Tumbling of Small Axisymmetric Particles in Random and Turbulent Flows. Gustavsson, K., Einarsson, J., & Mehlig, B. Physical Review Letters, 112(1):14501, American Physical Society, 4, 2014.
Tumbling of Small Axisymmetric Particles in Random and Turbulent Flows [link]Website  abstract   bibtex   
We analyse the tumbling of small non-spherical, axisymmetric particles in random and turbulent flows. We compute the orientational dynamics in terms of a perturbation expansion in the Kubo number, and obtain the tumbling rate in terms of Lagrangian correlation functions. These capture preferential sampling of the fluid gradients which in turn can give rise to differences in the tumbling rates of disks and rods. We show that this is a weak effect in Gaussian random flows. But in turbulent flows persistent regions of high vorticity cause disks to tumble much faster than rods, as observed in direct numerical simulations [Parsa et al., Phys. Rev. Lett. 109 (2012) 134501]. For larger particles (at finite Stokes numbers), rotational and translational inertia affects the tumbling rate and the angle at which particles collide, due to the formation of rotational caustics.

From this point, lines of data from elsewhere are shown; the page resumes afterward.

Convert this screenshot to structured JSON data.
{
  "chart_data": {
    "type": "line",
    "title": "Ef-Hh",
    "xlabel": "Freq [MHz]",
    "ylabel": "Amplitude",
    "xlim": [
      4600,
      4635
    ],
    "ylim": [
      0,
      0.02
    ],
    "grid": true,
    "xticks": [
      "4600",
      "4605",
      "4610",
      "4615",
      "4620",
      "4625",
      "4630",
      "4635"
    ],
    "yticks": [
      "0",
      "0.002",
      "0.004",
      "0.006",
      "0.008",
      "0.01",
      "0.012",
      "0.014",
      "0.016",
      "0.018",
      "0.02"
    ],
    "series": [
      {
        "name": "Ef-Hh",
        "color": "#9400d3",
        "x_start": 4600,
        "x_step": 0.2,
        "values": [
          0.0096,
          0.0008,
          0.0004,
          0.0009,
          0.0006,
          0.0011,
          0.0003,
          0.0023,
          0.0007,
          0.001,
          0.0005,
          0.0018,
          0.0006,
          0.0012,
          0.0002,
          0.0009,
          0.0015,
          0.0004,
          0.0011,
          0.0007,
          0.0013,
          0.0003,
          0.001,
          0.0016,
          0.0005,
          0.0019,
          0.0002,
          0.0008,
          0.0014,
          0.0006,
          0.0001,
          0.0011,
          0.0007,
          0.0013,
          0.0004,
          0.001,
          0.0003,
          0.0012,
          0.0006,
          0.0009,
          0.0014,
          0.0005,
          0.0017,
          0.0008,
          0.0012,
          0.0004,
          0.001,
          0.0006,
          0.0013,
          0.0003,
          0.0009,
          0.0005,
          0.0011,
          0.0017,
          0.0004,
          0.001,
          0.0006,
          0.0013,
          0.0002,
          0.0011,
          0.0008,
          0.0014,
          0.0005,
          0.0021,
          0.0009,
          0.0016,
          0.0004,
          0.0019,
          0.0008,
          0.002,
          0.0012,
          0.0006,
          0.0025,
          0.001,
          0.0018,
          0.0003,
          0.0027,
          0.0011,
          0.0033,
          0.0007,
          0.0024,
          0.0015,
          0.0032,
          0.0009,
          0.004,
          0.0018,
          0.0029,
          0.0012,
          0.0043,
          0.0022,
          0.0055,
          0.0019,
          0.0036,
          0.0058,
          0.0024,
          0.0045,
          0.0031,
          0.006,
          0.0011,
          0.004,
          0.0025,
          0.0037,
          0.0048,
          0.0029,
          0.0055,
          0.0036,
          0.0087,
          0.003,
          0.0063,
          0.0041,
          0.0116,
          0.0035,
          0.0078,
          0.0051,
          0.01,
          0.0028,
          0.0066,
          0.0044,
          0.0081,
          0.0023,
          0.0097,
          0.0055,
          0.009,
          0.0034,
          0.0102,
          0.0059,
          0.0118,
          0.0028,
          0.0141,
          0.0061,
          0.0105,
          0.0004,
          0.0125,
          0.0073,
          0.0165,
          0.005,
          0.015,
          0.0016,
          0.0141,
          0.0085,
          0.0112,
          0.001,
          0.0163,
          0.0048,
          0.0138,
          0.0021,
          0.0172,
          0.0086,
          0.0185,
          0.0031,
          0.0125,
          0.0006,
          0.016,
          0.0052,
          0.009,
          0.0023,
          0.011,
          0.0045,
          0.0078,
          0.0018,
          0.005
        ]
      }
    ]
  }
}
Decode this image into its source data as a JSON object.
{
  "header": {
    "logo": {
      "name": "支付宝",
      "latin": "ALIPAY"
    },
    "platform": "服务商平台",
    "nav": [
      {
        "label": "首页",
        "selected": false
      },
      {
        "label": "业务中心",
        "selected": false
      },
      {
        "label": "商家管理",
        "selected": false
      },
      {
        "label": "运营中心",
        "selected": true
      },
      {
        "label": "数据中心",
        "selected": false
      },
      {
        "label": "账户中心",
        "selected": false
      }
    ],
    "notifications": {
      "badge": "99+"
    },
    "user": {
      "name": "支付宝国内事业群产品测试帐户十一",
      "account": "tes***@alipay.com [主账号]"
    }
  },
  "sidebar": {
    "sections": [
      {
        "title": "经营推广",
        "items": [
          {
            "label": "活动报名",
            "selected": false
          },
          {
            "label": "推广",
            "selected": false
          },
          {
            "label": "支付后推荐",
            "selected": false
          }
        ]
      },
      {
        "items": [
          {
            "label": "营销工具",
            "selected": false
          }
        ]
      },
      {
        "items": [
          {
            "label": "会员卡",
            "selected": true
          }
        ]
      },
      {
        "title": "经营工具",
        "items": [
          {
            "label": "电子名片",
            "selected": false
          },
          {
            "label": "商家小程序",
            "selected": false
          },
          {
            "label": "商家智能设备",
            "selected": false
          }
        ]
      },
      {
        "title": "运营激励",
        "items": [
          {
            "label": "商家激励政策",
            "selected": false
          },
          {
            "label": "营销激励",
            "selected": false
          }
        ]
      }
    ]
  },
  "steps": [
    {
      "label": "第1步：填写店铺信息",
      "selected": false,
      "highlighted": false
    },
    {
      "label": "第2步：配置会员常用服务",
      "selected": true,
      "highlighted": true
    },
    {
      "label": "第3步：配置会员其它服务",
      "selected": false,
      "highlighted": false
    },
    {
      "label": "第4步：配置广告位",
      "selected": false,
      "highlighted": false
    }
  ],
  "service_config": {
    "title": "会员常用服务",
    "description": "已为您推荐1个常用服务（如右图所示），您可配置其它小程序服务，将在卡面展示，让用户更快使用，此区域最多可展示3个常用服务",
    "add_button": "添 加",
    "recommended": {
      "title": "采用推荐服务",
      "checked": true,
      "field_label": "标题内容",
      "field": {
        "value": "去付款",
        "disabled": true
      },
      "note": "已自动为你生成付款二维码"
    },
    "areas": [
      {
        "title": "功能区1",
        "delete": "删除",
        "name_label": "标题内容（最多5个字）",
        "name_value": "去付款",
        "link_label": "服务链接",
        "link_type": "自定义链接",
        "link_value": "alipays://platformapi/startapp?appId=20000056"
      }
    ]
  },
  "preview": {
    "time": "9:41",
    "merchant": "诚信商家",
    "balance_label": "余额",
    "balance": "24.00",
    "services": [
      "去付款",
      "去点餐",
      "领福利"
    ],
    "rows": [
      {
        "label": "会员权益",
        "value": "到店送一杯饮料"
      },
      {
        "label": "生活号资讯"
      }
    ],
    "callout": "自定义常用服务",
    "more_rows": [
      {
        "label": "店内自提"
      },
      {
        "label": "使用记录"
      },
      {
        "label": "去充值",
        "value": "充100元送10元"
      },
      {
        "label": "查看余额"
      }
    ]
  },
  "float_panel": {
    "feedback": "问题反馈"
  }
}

@article{
 title = {Tumbling of Small Axisymmetric Particles in Random and Turbulent Flows},
 type = {article},
 year = {2014},
 identifiers = {[object Object]},
 pages = {14501},
 volume = {112},
 websites = {https://link.aps.org/doi/10.1103/PhysRevLett.112.014501},
 month = {4},
 publisher = {American Physical Society},
 id = {3894f9ae-c4f5-365a-9482-522b9a30d427},
 created = {2021-04-09T15:23:23.153Z},
 file_attached = {false},
 profile_id = {75799766-8e2d-3c98-81f9-e3efa41233d0},
 group_id = {c9329632-2a50-3043-b803-cadc8dbdfc3f},
 last_modified = {2021-04-09T15:23:23.153Z},
 read = {false},
 starred = {false},
 authored = {false},
 confirmed = {false},
 hidden = {false},
 source_type = {article},
 private_publication = {false},
 abstract = {We analyse the tumbling of small non-spherical, axisymmetric particles in random and turbulent flows. We compute the orientational dynamics in terms of a perturbation expansion in the Kubo number, and obtain the tumbling rate in terms of Lagrangian correlation functions. These capture preferential sampling of the fluid gradients which in turn can give rise to differences in the tumbling rates of disks and rods. We show that this is a weak effect in Gaussian random flows. But in turbulent flows persistent regions of high vorticity cause disks to tumble much faster than rods, as observed in direct numerical simulations [Parsa et al., Phys. Rev. Lett. 109 (2012) 134501]. For larger particles (at finite Stokes numbers), rotational and translational inertia affects the tumbling rate and the angle at which particles collide, due to the formation of rotational caustics.},
 bibtype = {article},
 author = {Gustavsson, K and Einarsson, J and Mehlig, B},
 journal = {Physical Review Letters},
 number = {1}
}

Downloads: 0